But what America did was a basic human obligation. It is the obligation of every person born in a safer room to open the door when someone in danger knocks. It is your duty to answer us, even if we don’t give you sugary success stories. Even if we remain a bunch of ordinary Iranians, sometimes bitter or confused. Even if the country gets overcrowded and you have to give up your luxuries, and we set up ugly little lives around the corner, marring your view. If we need a lot of help and local services, if your taxes rise and your street begins to look and feel strange and everything smells like turmeric and tamarind paste, and your favourite shop is replaced by a halal butcher, your schoolyard chatter becoming ching-chongese and phlegmy “kh”s and “gh”s, and even if, after all that, we don’t spend the rest of our days in grateful ecstasy, atoning for our need."

Dead Metaphor

From The New Yorker on J.D. Vance's Hillbilly Elegy:

"It’s true that, by criticizing 'hillbilly culture,' 'Hillbilly Elegy' reverses the racial polarity in our debate about poverty; it’s also true that, by arguing that the problems of the white working class are partly 'cultural,' the book strikes a blow against Trumpism.
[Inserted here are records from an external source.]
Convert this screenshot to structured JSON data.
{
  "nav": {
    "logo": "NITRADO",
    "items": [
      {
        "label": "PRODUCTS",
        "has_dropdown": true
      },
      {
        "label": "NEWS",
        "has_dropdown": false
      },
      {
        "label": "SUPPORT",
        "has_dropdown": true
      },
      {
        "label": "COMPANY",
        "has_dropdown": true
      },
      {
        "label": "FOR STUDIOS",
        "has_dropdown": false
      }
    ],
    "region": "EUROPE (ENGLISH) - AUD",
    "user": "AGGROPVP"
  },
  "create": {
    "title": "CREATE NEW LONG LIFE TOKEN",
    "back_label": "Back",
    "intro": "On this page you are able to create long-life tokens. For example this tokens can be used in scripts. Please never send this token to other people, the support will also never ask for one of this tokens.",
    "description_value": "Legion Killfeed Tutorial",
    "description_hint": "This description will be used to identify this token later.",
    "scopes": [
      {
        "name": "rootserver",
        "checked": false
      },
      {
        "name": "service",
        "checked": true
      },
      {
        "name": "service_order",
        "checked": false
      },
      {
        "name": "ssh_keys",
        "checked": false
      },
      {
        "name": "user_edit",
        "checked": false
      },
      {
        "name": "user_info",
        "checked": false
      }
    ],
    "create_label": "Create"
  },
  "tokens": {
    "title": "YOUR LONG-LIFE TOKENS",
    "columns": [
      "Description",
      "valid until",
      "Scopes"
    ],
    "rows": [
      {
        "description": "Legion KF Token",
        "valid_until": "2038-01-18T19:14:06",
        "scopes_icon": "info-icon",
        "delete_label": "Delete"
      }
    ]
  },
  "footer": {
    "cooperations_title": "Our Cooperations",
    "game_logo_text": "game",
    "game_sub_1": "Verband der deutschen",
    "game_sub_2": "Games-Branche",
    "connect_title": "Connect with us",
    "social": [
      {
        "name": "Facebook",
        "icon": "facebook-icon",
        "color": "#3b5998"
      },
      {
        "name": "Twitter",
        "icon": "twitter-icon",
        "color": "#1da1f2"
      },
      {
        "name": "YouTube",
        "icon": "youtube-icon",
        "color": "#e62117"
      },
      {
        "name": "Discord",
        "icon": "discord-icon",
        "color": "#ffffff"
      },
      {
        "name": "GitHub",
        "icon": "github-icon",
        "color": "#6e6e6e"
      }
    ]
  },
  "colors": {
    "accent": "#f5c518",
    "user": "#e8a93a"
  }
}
And yet it would be wrong to see Vance’s book as yet another entry in our endless argument about whether this or that group’s poverty is caused by 'economic' or 'cultural' factors. 'Hillbilly Elegy' sees the 'economics vs. culture' divide as a dead metaphor—a form of manipulation rather than explanation more likely to conceal the truth than to reveal it. The book is an understated howl of protest against the racialized blame game that has, for decades, powered American politics and confounded our attempts to talk about poverty."

I'm not sure I understand why so many think this book is so significant (e.g. "You will not read a more important book about America this year." --Economist; "Never before have I read a memoir so powerful, and so necessary." --Reihan Salam), nor, on the other hand, do I understand the fierce criticism it has received. Thoughts? A review may be forthcoming.

"Here at our sea-washed, sunset gates shall stand

A mighty woman with a torch, whose flame

Is the imprisoned lightning, and her name

Mother of Exiles. From her beacon-hand

Glows world-wide welcome. . .

Give me your tired, your poor

Your huddled masses yearning to breathe free,

The wretched refuse of your teeming shore.

Send these, the homeless, tempest-tost to me,

I lift my lamp beside the golden door!"

-Emma Lazarus, The New Colossus

Talk -- No Action

In the news this week, ladies and gentlemen, our President-elect:

"Donald Trump, the former host of Celebrity Apprentice and president-elect of the United States, referred to Georgia congressman John Lewis, one of the Big Six civil-rights leaders of the 1960s, who was once assaulted as a Freedom Rider testing a federal law banning segregation on public transportation, and who, along with Martin Luther King, Jr., organized the March on Washington for Jobs and Freedom to push for the passage of the Civil Rights Act, which outlawed discrimination on the basis of race, religion, or sex, as 'talk--no action.' Trump called NATO 'obsolete,' referred to Brexit as 'a great thing,' and said it was a 'catastrophic mistake' for German chancellor Angela Merkel to accept refugees from the five-year civil war in Syria that has killed at least 400,000 people."
-Harper's Review

Also of interest: Trump's Errors on Europe and Kompromat vs. Maskirovka

Moral Courage

From Susan Sontag in At the Same Time:

"At the center of our moral life and our moral imagination are the great models of resistance: the great stories of those who have said no. No, I will not serve... Courage has no moral value in itself, for courage is not, in itself, a moral virtue. Vicious scoundrels, murderers, terrorists may be brave. To describe courage as a virtue, we need an adjective: we speak of 'moral courage' -- because there is such a thing as amoral courage, too."